Artist and photographer Diane Tuft captures the rapidly changing polar landscape in her new book, The Arctic Melt
As temperatures rise, energy demands peak, with a corresponding increase in air pollutants. Christopher Intagliata reports.
Emory University paleontologist, geologist and ichnologist Anthony J. Martin talks about his new book, The Evolution Underground: Burrows, Bunkers and the Marvelous Subterranean World beneath Our Feet.
A new report finds that layering autonomous and electric tech with ride-sharing could cut carbon emissions 80 percent by 2050
Energy decisions that India makes in the next few years could profoundly affect how hot the planet becomes this century
Called an "open sewer" in the recent past, the Bronx River is now clean enough for a type of herring to once again be introduced and to make runs to the ocean.
Climate change may now be a part of the gentrification story in Miami real estate
The polar region is warming more than twice as fast as the rest of the planet
The directive could lead to a reversal of bans on drilling across swathes of the Atlantic, Pacific and Arctic oceans and the U.S. Gulf of Mexico
The directive is part of a broader push to open up more federal lands to drilling, mining and other development
A new report reveals large declines in some populations but increases in others
The Supreme Court backed a federal rule that CO2 emissions endanger health, and the White House is having trouble working around it
Arctic route may remain treacherous for decades
It could pose a risk coastal communities already vulnerable to sea level rise
Starting in the next century, atmospheric carbon levels could begin to approach those of hundreds of millions of years ago, and have their warming effect augmented by a brighter sun.
The most dramatic shift is the rerouting of a major meltwater river in Canada
About 11 percent of nonrenewable groundwater is used to irrigate internationally-traded crops
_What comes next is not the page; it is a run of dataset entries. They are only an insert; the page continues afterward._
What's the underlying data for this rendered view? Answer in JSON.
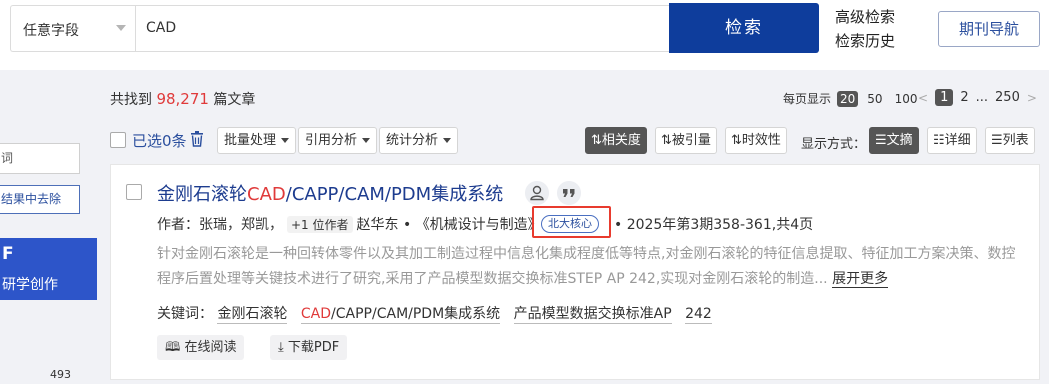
{
  "search": {
    "field_label": "任意字段",
    "query": "CAD",
    "button_label": "检索",
    "advanced_label": "高级检索",
    "history_label": "检索历史",
    "journal_nav_label": "期刊导航"
  },
  "sidebar": {
    "input_fragment": "词",
    "remove_button_fragment": "结果中去除",
    "banner_title_fragment": "F",
    "banner_subtitle_fragment": "研学创作",
    "count": "493"
  },
  "results_header": {
    "found_prefix": "共找到",
    "found_count": "98,271",
    "found_suffix": "篇文章",
    "per_page_label": "每页显示",
    "per_page_options": [
      "20",
      "50",
      "100"
    ],
    "per_page_selected": "20",
    "pagination": {
      "prev": "<",
      "current": "1",
      "next_page": "2",
      "ellipsis": "...",
      "last": "250",
      "next": ">"
    }
  },
  "toolbar": {
    "selected_label": "已选0条",
    "batch_label": "批量处理",
    "cite_label": "引用分析",
    "stats_label": "统计分析",
    "sort_relevance": "相关度",
    "sort_cited": "被引量",
    "sort_recency": "时效性",
    "display_label": "显示方式：",
    "display_abstract": "文摘",
    "display_detail": "详细",
    "display_list": "列表"
  },
  "result": {
    "title_pre": "金刚石滚轮",
    "title_hl": "CAD",
    "title_post": "/CAPP/CAM/PDM集成系统",
    "authors_label": "作者：",
    "authors": "张瑞，郑凯，",
    "more_authors": "+1 位作者",
    "author_extra": "赵华东",
    "journal": "《机械设计与制造》",
    "core_tag": "北大核心",
    "issue": "• 2025年第3期358-361,共4页",
    "abstract": "针对金刚石滚轮是一种回转体零件以及其加工制造过程中信息化集成程度低等特点,对金刚石滚轮的特征信息提取、特征加工方案决策、数控程序后置处理等关键技术进行了研究,采用了产品模型数据交换标准STEP AP 242,实现对金刚石滚轮的制造...",
    "expand_label": "展开更多",
    "keywords_label": "关键词：",
    "keywords": [
      "金刚石滚轮",
      "CAD/CAPP/CAM/PDM集成系统",
      "产品模型数据交换标准AP",
      "242"
    ],
    "keyword_hl": "CAD",
    "keyword_hl_rest": "/CAPP/CAM/PDM集成系统",
    "read_online_label": "在线阅读",
    "download_label": "下载PDF"
  }
}
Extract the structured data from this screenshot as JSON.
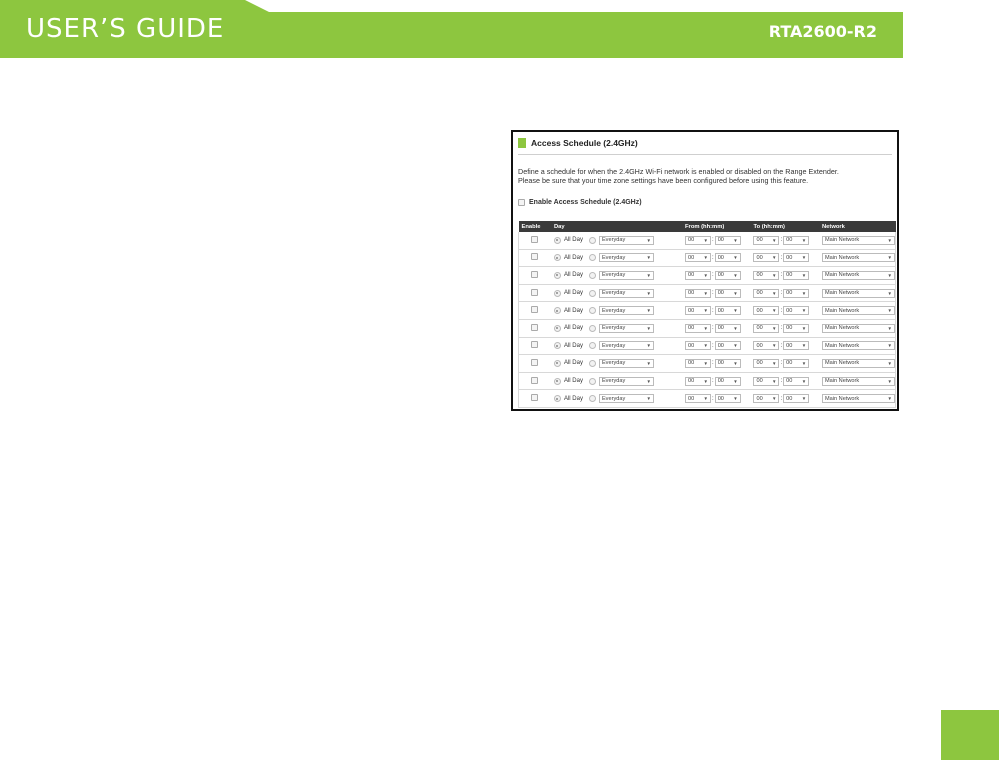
{
  "header": {
    "title": "USER’S GUIDE",
    "model": "RTA2600-R2",
    "color": "#8dc63f"
  },
  "panel": {
    "title": "Access Schedule (2.4GHz)",
    "description_line1": "Define a schedule for when the 2.4GHz Wi-Fi network is enabled or disabled on the Range Extender.",
    "description_line2": "Please be sure that your time zone settings have been configured before using this feature.",
    "enable_label": "Enable Access Schedule (2.4GHz)",
    "columns": {
      "enable": "Enable",
      "day": "Day",
      "from": "From (hh:mm)",
      "to": "To (hh:mm)",
      "network": "Network"
    },
    "rows": [
      {
        "allday_label": "All Day",
        "day": "Everyday",
        "from_h": "00",
        "from_m": "00",
        "to_h": "00",
        "to_m": "00",
        "network": "Main Network"
      },
      {
        "allday_label": "All Day",
        "day": "Everyday",
        "from_h": "00",
        "from_m": "00",
        "to_h": "00",
        "to_m": "00",
        "network": "Main Network"
      },
      {
        "allday_label": "All Day",
        "day": "Everyday",
        "from_h": "00",
        "from_m": "00",
        "to_h": "00",
        "to_m": "00",
        "network": "Main Network"
      },
      {
        "allday_label": "All Day",
        "day": "Everyday",
        "from_h": "00",
        "from_m": "00",
        "to_h": "00",
        "to_m": "00",
        "network": "Main Network"
      },
      {
        "allday_label": "All Day",
        "day": "Everyday",
        "from_h": "00",
        "from_m": "00",
        "to_h": "00",
        "to_m": "00",
        "network": "Main Network"
      },
      {
        "allday_label": "All Day",
        "day": "Everyday",
        "from_h": "00",
        "from_m": "00",
        "to_h": "00",
        "to_m": "00",
        "network": "Main Network"
      },
      {
        "allday_label": "All Day",
        "day": "Everyday",
        "from_h": "00",
        "from_m": "00",
        "to_h": "00",
        "to_m": "00",
        "network": "Main Network"
      },
      {
        "allday_label": "All Day",
        "day": "Everyday",
        "from_h": "00",
        "from_m": "00",
        "to_h": "00",
        "to_m": "00",
        "network": "Main Network"
      },
      {
        "allday_label": "All Day",
        "day": "Everyday",
        "from_h": "00",
        "from_m": "00",
        "to_h": "00",
        "to_m": "00",
        "network": "Main Network"
      },
      {
        "allday_label": "All Day",
        "day": "Everyday",
        "from_h": "00",
        "from_m": "00",
        "to_h": "00",
        "to_m": "00",
        "network": "Main Network"
      }
    ]
  }
}
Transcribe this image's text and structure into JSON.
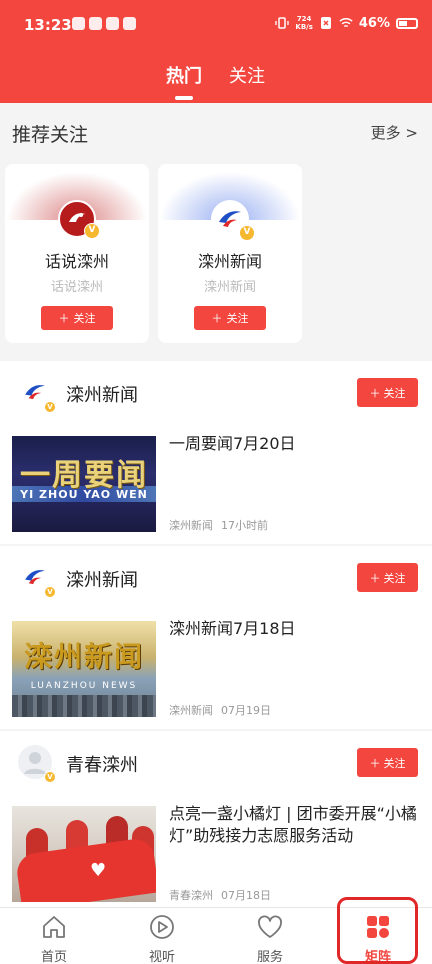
{
  "status_bar": {
    "time": "13:23",
    "net_speed_value": "724",
    "net_speed_unit": "KB/s",
    "battery": "46%"
  },
  "header": {
    "tabs": [
      {
        "label": "热门",
        "active": true
      },
      {
        "label": "关注",
        "active": false
      }
    ],
    "accent_color": "#f2463f"
  },
  "recommend": {
    "title": "推荐关注",
    "more": "更多 >",
    "cards": [
      {
        "name": "话说滦州",
        "sub": "话说滦州",
        "follow": "关注"
      },
      {
        "name": "滦州新闻",
        "sub": "滦州新闻",
        "follow": "关注"
      }
    ]
  },
  "feed": [
    {
      "account": "滦州新闻",
      "follow": "关注",
      "title": "一周要闻7月20日",
      "source": "滦州新闻",
      "time": "17小时前",
      "thumb_text": "一周要闻",
      "thumb_sub": "YI ZHOU YAO WEN"
    },
    {
      "account": "滦州新闻",
      "follow": "关注",
      "title": "滦州新闻7月18日",
      "source": "滦州新闻",
      "time": "07月19日",
      "thumb_text": "滦州新闻",
      "thumb_sub": "LUANZHOU NEWS"
    },
    {
      "account": "青春滦州",
      "follow": "关注",
      "title": "点亮一盏小橘灯 | 团市委开展“小橘灯”助残接力志愿服务活动",
      "source": "青春滦州",
      "time": "07月18日"
    }
  ],
  "bottom_nav": [
    {
      "label": "首页",
      "icon": "home-icon"
    },
    {
      "label": "视听",
      "icon": "play-icon"
    },
    {
      "label": "服务",
      "icon": "heart-icon"
    },
    {
      "label": "矩阵",
      "icon": "grid-icon",
      "active": true
    }
  ]
}
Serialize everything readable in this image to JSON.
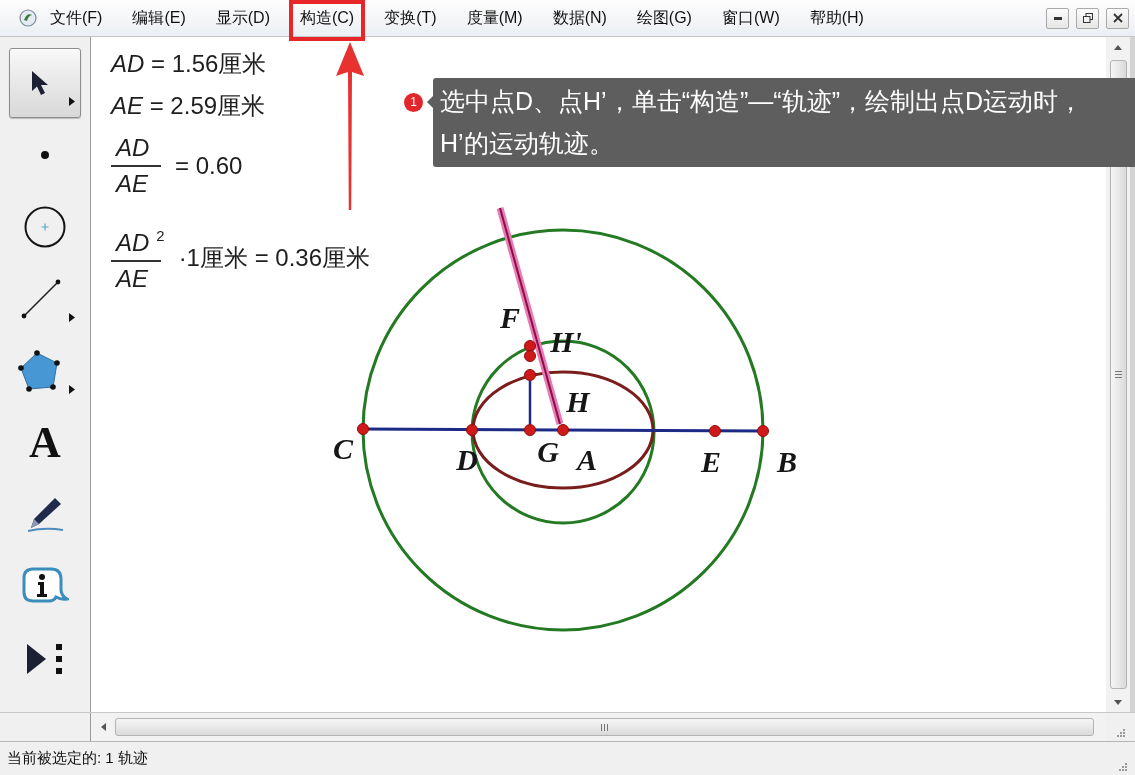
{
  "menu_bar": {
    "items": [
      {
        "label": "文件(F)",
        "highlighted": false
      },
      {
        "label": "编辑(E)",
        "highlighted": false
      },
      {
        "label": "显示(D)",
        "highlighted": false
      },
      {
        "label": "构造(C)",
        "highlighted": true
      },
      {
        "label": "变换(T)",
        "highlighted": false
      },
      {
        "label": "度量(M)",
        "highlighted": false
      },
      {
        "label": "数据(N)",
        "highlighted": false
      },
      {
        "label": "绘图(G)",
        "highlighted": false
      },
      {
        "label": "窗口(W)",
        "highlighted": false
      },
      {
        "label": "帮助(H)",
        "highlighted": false
      }
    ]
  },
  "toolbox": [
    {
      "kind": "arrow",
      "selected": true,
      "submenu": true
    },
    {
      "kind": "point",
      "selected": false,
      "submenu": false
    },
    {
      "kind": "compass",
      "selected": false,
      "submenu": false
    },
    {
      "kind": "straightedge",
      "selected": false,
      "submenu": true
    },
    {
      "kind": "polygon",
      "selected": false,
      "submenu": true
    },
    {
      "kind": "text",
      "label": "A",
      "selected": false,
      "submenu": false
    },
    {
      "kind": "marker",
      "selected": false,
      "submenu": false
    },
    {
      "kind": "information",
      "selected": false,
      "submenu": false
    },
    {
      "kind": "custom",
      "selected": false,
      "submenu": false
    }
  ],
  "measurements": [
    {
      "kind": "plain",
      "text": "*AD* = 1.56厘米"
    },
    {
      "kind": "plain",
      "text": "*AE* = 2.59厘米"
    },
    {
      "kind": "fraction",
      "numerator": "AD",
      "denominator": "AE",
      "result": "= 0.60"
    },
    {
      "kind": "fraction",
      "numerator": "AD$^{2}$",
      "denominator": "AE",
      "result": "·1厘米 = 0.36厘米"
    }
  ],
  "figure": {
    "point_labels": [
      "F",
      "H'",
      "H",
      "C",
      "D",
      "G",
      "A",
      "E",
      "B"
    ]
  },
  "callout": {
    "step": "1",
    "text": "选中点D、点H’，单击“构造”—“轨迹”，绘制出点D运动时，H’的运动轨迹。"
  },
  "status_bar": {
    "text": "当前被选定的: 1 轨迹"
  }
}
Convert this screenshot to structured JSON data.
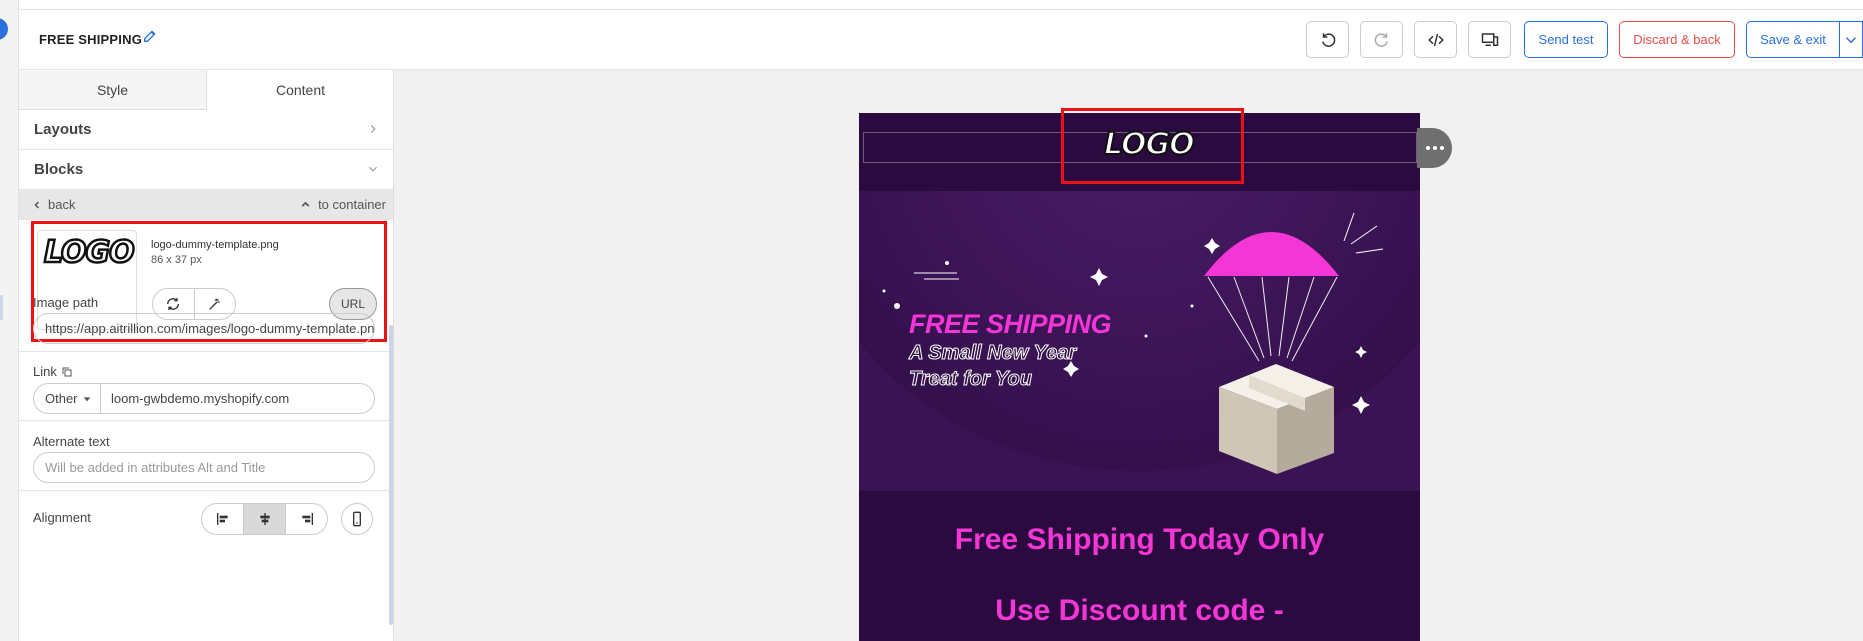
{
  "header": {
    "title": "FREE SHIPPING",
    "buttons": {
      "send_test": "Send test",
      "discard": "Discard & back",
      "save_exit": "Save & exit"
    }
  },
  "panel": {
    "tabs": [
      "Style",
      "Content"
    ],
    "active_tab": "Content",
    "sections": {
      "layouts": "Layouts",
      "blocks": "Blocks"
    },
    "nav": {
      "back": "back",
      "to_container": "to container"
    },
    "image": {
      "logo_text": "LOGO",
      "filename": "logo-dummy-template.png",
      "dimensions": "86 x 37 px",
      "url_button": "URL"
    },
    "image_path": {
      "label": "Image path",
      "value": "https://app.aitrillion.com/images/logo-dummy-template.png"
    },
    "link": {
      "label": "Link",
      "type": "Other",
      "value": "loom-gwbdemo.myshopify.com"
    },
    "alt_text": {
      "label": "Alternate text",
      "placeholder": "Will be added in attributes Alt and Title"
    },
    "alignment": {
      "label": "Alignment",
      "selected": "center"
    }
  },
  "email": {
    "logo_text": "LOGO",
    "banner_title": "FREE SHIPPING",
    "banner_sub_1": "A Small New Year",
    "banner_sub_2": "Treat for You",
    "headline_1": "Free Shipping Today Only",
    "headline_2": "Use Discount code -"
  },
  "colors": {
    "accent": "#2a6fdb",
    "danger": "#e74c4c",
    "email_bg": "#2a0a3f",
    "email_pink": "#f536d6",
    "highlight": "#e11111"
  }
}
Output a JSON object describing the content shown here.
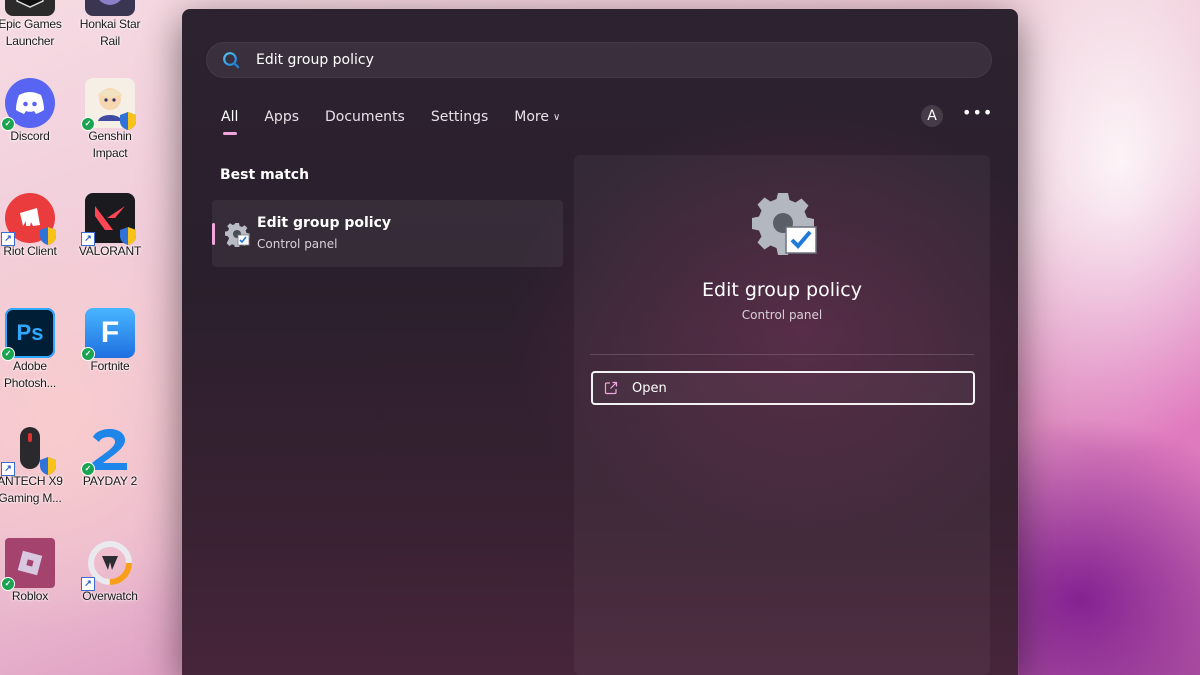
{
  "desktop": {
    "icons": [
      {
        "label": "Epic Games\nLauncher",
        "icon": "epic-games-icon"
      },
      {
        "label": "Honkai Star\nRail",
        "icon": "honkai-star-rail-icon"
      },
      {
        "label": "Discord",
        "icon": "discord-icon"
      },
      {
        "label": "Genshin\nImpact",
        "icon": "genshin-impact-icon"
      },
      {
        "label": "Riot Client",
        "icon": "riot-client-icon"
      },
      {
        "label": "VALORANT",
        "icon": "valorant-icon"
      },
      {
        "label": "Adobe\nPhotosh...",
        "icon": "photoshop-icon",
        "glyph": "Ps"
      },
      {
        "label": "Fortnite",
        "icon": "fortnite-icon",
        "glyph": "F"
      },
      {
        "label": "ANTECH X9\nGaming M...",
        "icon": "mouse-icon"
      },
      {
        "label": "PAYDAY 2",
        "icon": "payday-2-icon"
      },
      {
        "label": "Roblox",
        "icon": "roblox-icon"
      },
      {
        "label": "Overwatch",
        "icon": "overwatch-icon"
      }
    ]
  },
  "search": {
    "query": "Edit group policy",
    "tabs": [
      {
        "label": "All",
        "active": true
      },
      {
        "label": "Apps"
      },
      {
        "label": "Documents"
      },
      {
        "label": "Settings"
      },
      {
        "label": "More"
      }
    ],
    "avatar_initial": "A",
    "more_options": "•••"
  },
  "results": {
    "heading": "Best match",
    "best_match": {
      "title": "Edit group policy",
      "subtitle": "Control panel",
      "icon": "gear-check-icon"
    }
  },
  "detail": {
    "title": "Edit group policy",
    "subtitle": "Control panel",
    "action_label": "Open",
    "action_icon": "open-external-icon"
  },
  "colors": {
    "accent": "#f1a6df",
    "panel": "#2d2230"
  }
}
Group will decide whether to push for U.S. pullout from emission-cutting global pact
Up to two thirds of SoCal’s sandy shores may erode by 2100 without extra human help